*** Opening of Data provided ***

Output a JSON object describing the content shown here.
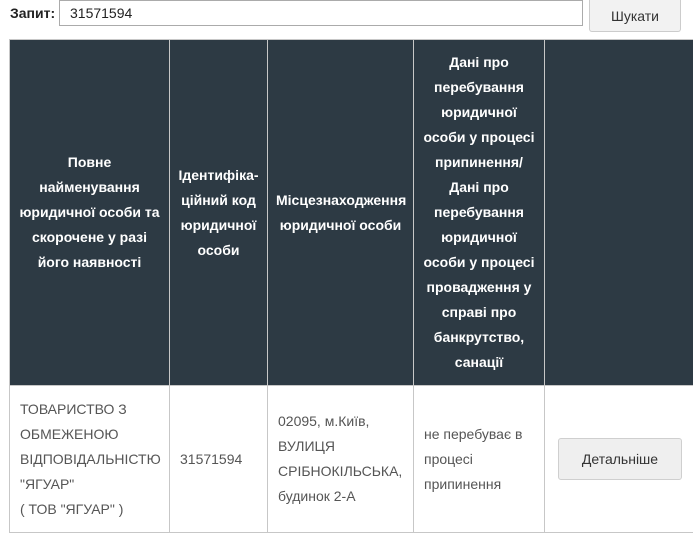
{
  "search": {
    "label": "Запит:",
    "value": "31571594",
    "button_label": "Шукати"
  },
  "table": {
    "headers": [
      "Повне найменування юридичної особи та скорочене у разі його наявності",
      "Ідентифіка-ційний код юридичної особи",
      "Місцезнаходження юридичної особи",
      "Дані про перебування юридичної особи у процесі припинення/ Дані про перебування юридичної особи у процесі провадження у справі про банкрутство, санації",
      ""
    ],
    "rows": [
      {
        "name_lines": [
          "ТОВАРИСТВО З",
          "ОБМЕЖЕНОЮ",
          "ВІДПОВІДАЛЬНІСТЮ",
          "\"ЯГУАР\"",
          "( ТОВ \"ЯГУАР\" )"
        ],
        "code": "31571594",
        "location_lines": [
          "02095, м.Київ,",
          "ВУЛИЦЯ",
          "СРІБНОКІЛЬСЬКА,",
          "будинок 2-А"
        ],
        "status": "не перебуває в процесі припинення",
        "action_label": "Детальніше"
      }
    ]
  }
}
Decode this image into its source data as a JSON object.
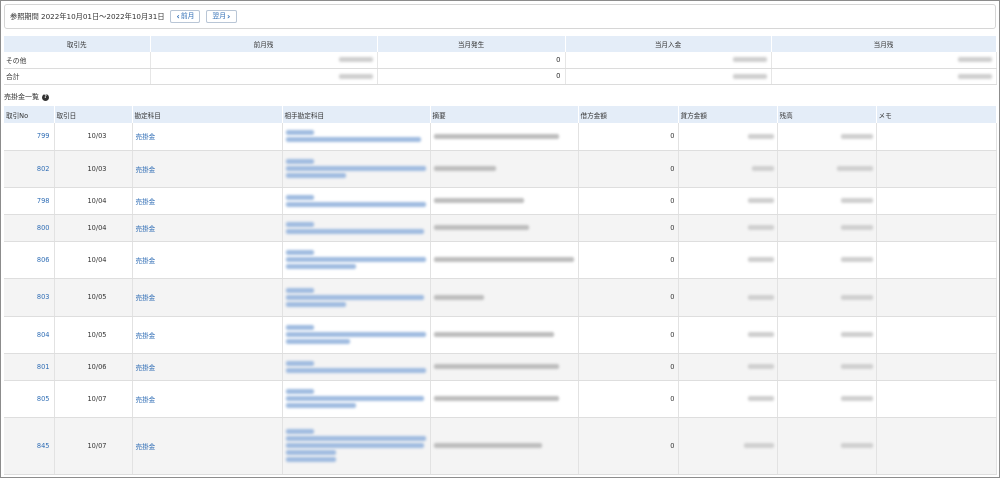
{
  "period": {
    "label": "参照期間 2022年10月01日～2022年10月31日",
    "prev_label": "前月",
    "next_label": "翌月"
  },
  "summary": {
    "headers": [
      "取引先",
      "前月残",
      "当月発生",
      "当月入金",
      "当月残"
    ],
    "rows": [
      {
        "name": "その他",
        "hatsusei": "0"
      },
      {
        "name": "合計",
        "hatsusei": "0"
      }
    ]
  },
  "section": {
    "title": "売掛金一覧"
  },
  "detail": {
    "headers": [
      "取引No",
      "取引日",
      "勘定科目",
      "相手勘定科目",
      "摘要",
      "借方金額",
      "貸方金額",
      "残高",
      "メモ"
    ],
    "rows": [
      {
        "no": "799",
        "date": "10/03",
        "account": "売掛金",
        "debit": "0"
      },
      {
        "no": "802",
        "date": "10/03",
        "account": "売掛金",
        "debit": "0"
      },
      {
        "no": "798",
        "date": "10/04",
        "account": "売掛金",
        "debit": "0"
      },
      {
        "no": "800",
        "date": "10/04",
        "account": "売掛金",
        "debit": "0"
      },
      {
        "no": "806",
        "date": "10/04",
        "account": "売掛金",
        "debit": "0"
      },
      {
        "no": "803",
        "date": "10/05",
        "account": "売掛金",
        "debit": "0"
      },
      {
        "no": "804",
        "date": "10/05",
        "account": "売掛金",
        "debit": "0"
      },
      {
        "no": "801",
        "date": "10/06",
        "account": "売掛金",
        "debit": "0"
      },
      {
        "no": "805",
        "date": "10/07",
        "account": "売掛金",
        "debit": "0"
      },
      {
        "no": "845",
        "date": "10/07",
        "account": "売掛金",
        "debit": "0"
      }
    ]
  },
  "colors": {
    "header_bg": "#e4edf8",
    "link": "#2f6db5",
    "alt_row": "#f4f4f4"
  },
  "icons": {
    "prev": "chevron-left-icon",
    "next": "chevron-right-icon",
    "help": "question-circle-icon"
  }
}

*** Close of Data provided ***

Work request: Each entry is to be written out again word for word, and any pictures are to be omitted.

Finished task:
Output a JSON object describing the content shown here.
{
  "search": {
    "label": "Запит:",
    "value": "31571594",
    "button_label": "Шукати"
  },
  "table": {
    "headers": [
      "Повне найменування юридичної особи та скорочене у разі його наявності",
      "Ідентифіка-ційний код юридичної особи",
      "Місцезнаходження юридичної особи",
      "Дані про перебування юридичної особи у процесі припинення/ Дані про перебування юридичної особи у процесі провадження у справі про банкрутство, санації",
      ""
    ],
    "rows": [
      {
        "name_lines": [
          "ТОВАРИСТВО З",
          "ОБМЕЖЕНОЮ",
          "ВІДПОВІДАЛЬНІСТЮ",
          "\"ЯГУАР\"",
          "( ТОВ \"ЯГУАР\" )"
        ],
        "code": "31571594",
        "location_lines": [
          "02095, м.Київ,",
          "ВУЛИЦЯ",
          "СРІБНОКІЛЬСЬКА,",
          "будинок 2-А"
        ],
        "status": "не перебуває в процесі припинення",
        "action_label": "Детальніше"
      }
    ]
  }
}
Decode this image into its source data as a JSON object.
{
  "period": {
    "label": "参照期間 2022年10月01日～2022年10月31日",
    "prev_label": "前月",
    "next_label": "翌月"
  },
  "summary": {
    "headers": [
      "取引先",
      "前月残",
      "当月発生",
      "当月入金",
      "当月残"
    ],
    "rows": [
      {
        "name": "その他",
        "hatsusei": "0"
      },
      {
        "name": "合計",
        "hatsusei": "0"
      }
    ]
  },
  "section": {
    "title": "売掛金一覧"
  },
  "detail": {
    "headers": [
      "取引No",
      "取引日",
      "勘定科目",
      "相手勘定科目",
      "摘要",
      "借方金額",
      "貸方金額",
      "残高",
      "メモ"
    ],
    "rows": [
      {
        "no": "799",
        "date": "10/03",
        "account": "売掛金",
        "debit": "0"
      },
      {
        "no": "802",
        "date": "10/03",
        "account": "売掛金",
        "debit": "0"
      },
      {
        "no": "798",
        "date": "10/04",
        "account": "売掛金",
        "debit": "0"
      },
      {
        "no": "800",
        "date": "10/04",
        "account": "売掛金",
        "debit": "0"
      },
      {
        "no": "806",
        "date": "10/04",
        "account": "売掛金",
        "debit": "0"
      },
      {
        "no": "803",
        "date": "10/05",
        "account": "売掛金",
        "debit": "0"
      },
      {
        "no": "804",
        "date": "10/05",
        "account": "売掛金",
        "debit": "0"
      },
      {
        "no": "801",
        "date": "10/06",
        "account": "売掛金",
        "debit": "0"
      },
      {
        "no": "805",
        "date": "10/07",
        "account": "売掛金",
        "debit": "0"
      },
      {
        "no": "845",
        "date": "10/07",
        "account": "売掛金",
        "debit": "0"
      }
    ]
  },
  "colors": {
    "header_bg": "#e4edf8",
    "link": "#2f6db5",
    "alt_row": "#f4f4f4"
  },
  "icons": {
    "prev": "chevron-left-icon",
    "next": "chevron-right-icon",
    "help": "question-circle-icon"
  }
}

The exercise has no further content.